== PROBLEM TO WORK ON ==
Your task is to filter the entries and copy every line containing the string "deseni".
Start of SUPPLIED ENTRIES
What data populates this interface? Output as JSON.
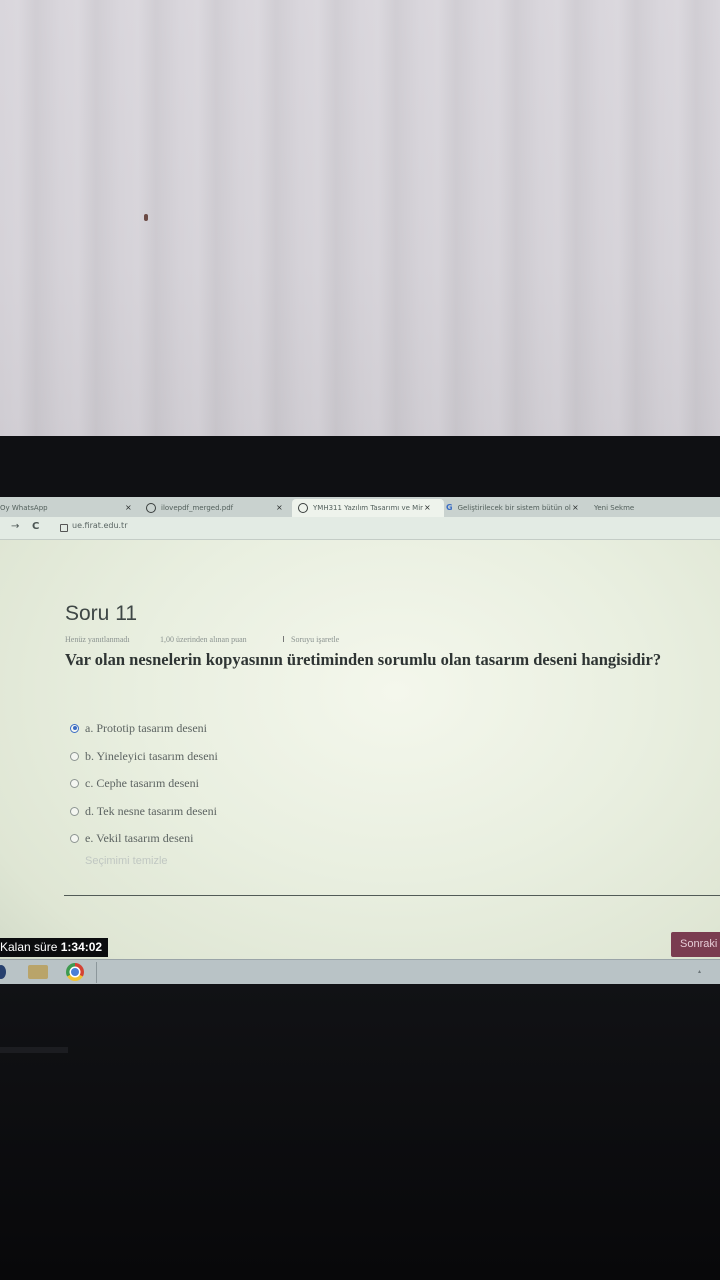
{
  "browser": {
    "tabs": [
      {
        "label": "Oy WhatsApp",
        "closable": true
      },
      {
        "label": "ilovepdf_merged.pdf",
        "closable": true
      },
      {
        "label": "YMH311 Yazılım Tasarımı ve Mir",
        "closable": true,
        "active": true
      },
      {
        "label": "Geliştirilecek bir sistem bütün ol",
        "closable": true
      },
      {
        "label": "Yeni Sekme",
        "closable": false
      }
    ],
    "close_glyph": "×",
    "url": "ue.firat.edu.tr"
  },
  "quiz": {
    "question_title": "Soru 11",
    "status": "Henüz yanıtlanmadı",
    "points": "1,00 üzerinden alınan puan",
    "flag_label": "Soruyu işaretle",
    "question_text": "Var olan nesnelerin kopyasının üretiminden sorumlu olan tasarım deseni hangisidir?",
    "options": [
      {
        "label": "a. Prototip tasarım deseni",
        "selected": true
      },
      {
        "label": "b. Yineleyici tasarım deseni",
        "selected": false
      },
      {
        "label": "c. Cephe tasarım deseni",
        "selected": false
      },
      {
        "label": "d. Tek nesne tasarım deseni",
        "selected": false
      },
      {
        "label": "e. Vekil tasarım deseni",
        "selected": false
      }
    ],
    "clear_choice": "Seçimimi temizle",
    "timer_label": "Kalan süre",
    "timer_value": "1:34:02",
    "next_button": "Sonraki"
  },
  "colors": {
    "accent": "#3b6dc4",
    "next_button_bg": "#7a3c50"
  },
  "icons": [
    "back-arrow-icon",
    "reload-icon",
    "lock-icon",
    "flag-icon",
    "radio-icon",
    "chrome-icon",
    "folder-icon",
    "start-icon"
  ]
}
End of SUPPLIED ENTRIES
== SOLUTION TO THIS EXERCISE ==
    "question_text": "Var olan nesnelerin kopyasının üretiminden sorumlu olan tasarım deseni hangisidir?",
        "label": "a. Prototip tasarım deseni",
        "label": "b. Yineleyici tasarım deseni",
        "label": "c. Cephe tasarım deseni",
        "label": "d. Tek nesne tasarım deseni",
        "label": "e. Vekil tasarım deseni",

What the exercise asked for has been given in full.